For Immediate Release - March 04, 2013

Massachusetts Cosmetology Board Announces Enforcement Actions

BOSTON - The Board of Registration of Cosmetologists today announced enforcement actions against the following individuals:

Steven Barth, Boston:  The Board entered into a consent agreement with Barth, resolving allegations of unlicensed practice at his salon, Hair Club, located in Boston.  During an inspection of the salon an investigator found an unlicensed individual offering cosmetology services, and also found that the salon failed to post a price list. Under the terms of the agreement, Barth agreed to pay a $200 fine.

James Heng, Lowell: The Board entered into a consent agreement with Heng, resolving allegations that he was operating his salon, Hollywood Nails and Waxing in Lawrence, without a valid license. A review by the Board found that Heng was operating the salon despite never having been issued a license to practice by the Board.  Under the terms of the agreement Heng agreed to pay a $3,500 fine.

Phuoc N. Lam, Framingham: The Board entered a Final Decision permanently revoking Lam’s license to operate a manicurist shop. During an inspection of Lam’s shop, Impressive Nail Salon in Framingham, investigators found reused equipment and unsterilized tools.

Tracey E. Leahy, Duxbury:  The Board entered into a consent agreement with Leahy resolving allegations of unlicensed practice and unsanitary conditions at her salon. During an inspection of her salon, Earth Tones in Duxbury, investigators found that Leahy was operating with an expired cosmetology shop license and using unsanitary or unsterilized tools. Under the terms of the agreement, Leahy agreed to pay a $600 fine.

Thuy Trang Nguyen, Methuen: The Board entered into a consent agreement with Nguyen resolving allegations of unlicensed practice and unsanitary conditions at her shop, Studio D Day Spa located in Methuen. Under the terms of the agreement, Nguyen agreed to pay a $200 fine.

Kimloan T. Pham, East Boston:  Pham and the Board entered into a consent agreement, whereby Pham voluntarily surrendered her cosmetology licenses.  The agreement resolves allegations that she submitted an application for licensure that included representations that she held a license to practice cosmetology in the Commonwealth of Virginia, when in fact she has never held a license to practice cosmetology there.  In addition to surrendering her license, Pham also agreed not to reply application for licensure for a period of ten years.

Angel Som, Framingham:  The Board entered a Final Decision revoking Som’s cosmetology license.

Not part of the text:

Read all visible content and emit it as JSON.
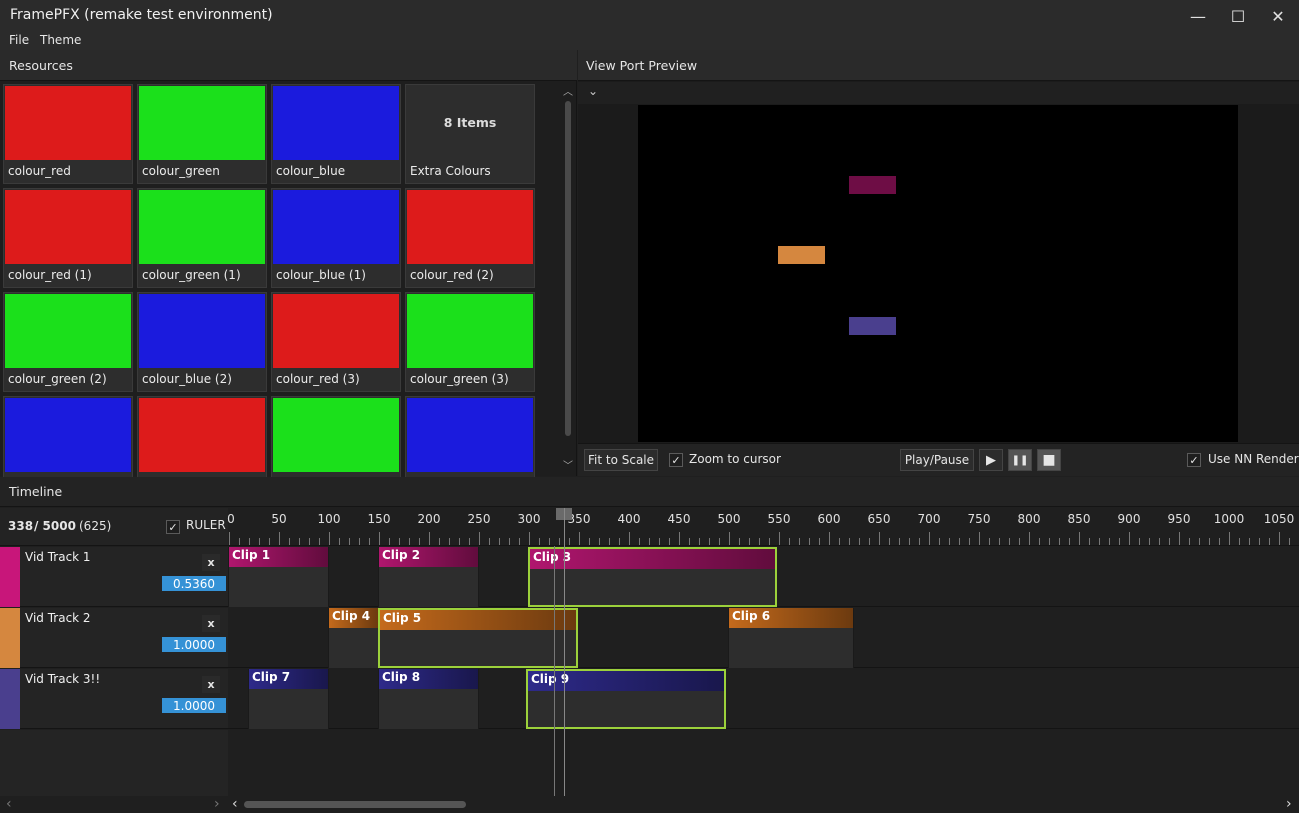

The Board entered the decision following multiple attempts to contact Som regarding the revocation of her message therapy license, which had been revoked by the Board of Registration of Massage Therapy in 2011.

Emanuele Sepe, Everett:  The Board entered a Final Decision against Sepe following his failure to respond to allegations of unlicensed practice, as well as his failure to pay a fine.  The allegations stemmed from an inspection of his cosmetology shop, Millennium Beauty Salon in Everett, during which investigators found Sepe to be operating with an expired license and fined him $100. The Board revoked his license, including any right to renew his license. 

The cosmetology profession includes hairdressers, manicurists, and aestheticians. Each of these professions work closely with the public and are regulated by the Board of Registration of Cosmetologists, which seeks to protect the health and safety of the public by maintaining high standards for the industry. The Board also sets the curricula requirements and regulates the schools which train candidates in these occupations. There are approximately 74,792 individuals, salons, and schools, currently licensed to practice in the cosmetology profession in Massachusetts.

The Division of Professional Licensure (DPL) is a regulatory agency within the Office of Consumer Affairs and Business Regulation. The agency is responsible for ensuring regulatory compliance and the integrity of the licensing process for more than 365,000 licensees in trades and professions under the jurisdiction of 31 boards of registration. DPL also licenses and regulates private occupational schools.  

Consumers are urged to visit the DPL’s website at www.mass.gov/dpl and select the “Check a Professional’s License” link to determine whether a professional with whom they may do business is licensed and in good standing.  Follow DPL on Twitter @MassDPL.